A bilingual Global Times editorial accuses the West of "double standards" in publically shielding groups and leaders deemed to be terrorists by China and Russia.
"We are here to condemn the organisers of the Boston attack. We hope when similar attacks happen in China and Russia, the West will do the same," the editorial concludes.
On Guandian Zhongguo, a state-run commentary website, commentator Feng Chuangzhi accuses the US of having "two faces and two policies" on counter-terrorism and never taking a stand against separatist violence in China's Xinjiang, which is home to many Muslim ethnic minorities.
In other international news, the gay and lesbian community criticises China Central Television and other state media for not mentioning the wife of Iceland's openly gay prime minister Johanna Sigurdardottir in reports of her visit to China, South China Morning Post reports.
The latest Chinese defence white paper shows greater "military transparency" on the structure of the armed forces as well as the codenames of its missiles, according to state media.
The paper indirectly accuses the US's pivot to Asia and military presence for heightening regional tensions.
It also criticises Japan for "making trouble" over territorial disputes. Japanese media reported that three Chinese maritime surveillance vessels entered waters claimed by Japan on Tuesday, for the first time since 9 April.
Peng Guangqian, a military expert in Beijing, calls the white paper's veiled criticism of US military expansion "polite".
"US military alliances in the Asia-Pacific are the result of the Cold War, and Washington did not end them after the Cold War, but reinforced them. It is an obvious fact, and obviously aimed at China," he tells China Daily.
In other military news, China Central Television and Xinhua report that the South China Sea Fleet patrolled near the disputed islands known as the Diaoyu in China and the Senkaku in Japan on Wednesday, on the anniversary of the signing of the Treaty of Shimonoseki with Japan in 1895.
Taiwan is holding its first live-fire drill in five years as part of the annual Han Kuang military exercises on the outlying Pescadore Islands, Taiwan media report.
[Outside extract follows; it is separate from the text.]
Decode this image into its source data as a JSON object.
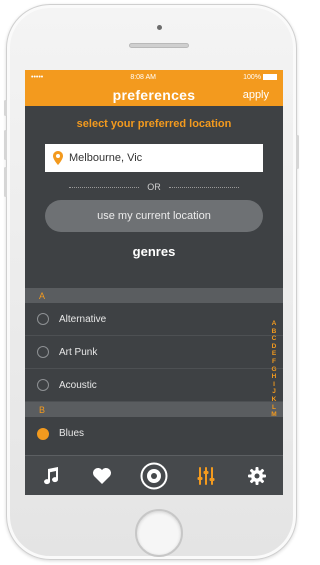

The exercises will test the armed forces' defences against a simulated attack by the mainland.
Back on the mainland, The Beijing News says China has reported a total of 77 people infected with the H7N9 bird flu, including 16 deaths.
Dahe Daily says authorities are still investigating the sudden deaths of over 200 pigs and 80 dogs that may have been poisoned by toxic gas from a nearby plant on the outskirts of Henan's Luoyang.
In Apple Daily, Zhao Yan, a former New York Times researcher who was once controversially jailed in Beijing, says he is proud of the newspaper winning a Pulitzer Prize for Shanghai bureau chief David Barboza's expose on the alleged fortune of Wen Jiabao's family.
"Our position towards this issue is very clear. We believe the relevant report by the New York Times reporter has ulterior motives," a foreign ministry spokeswoman told a regular press briefing yesterday.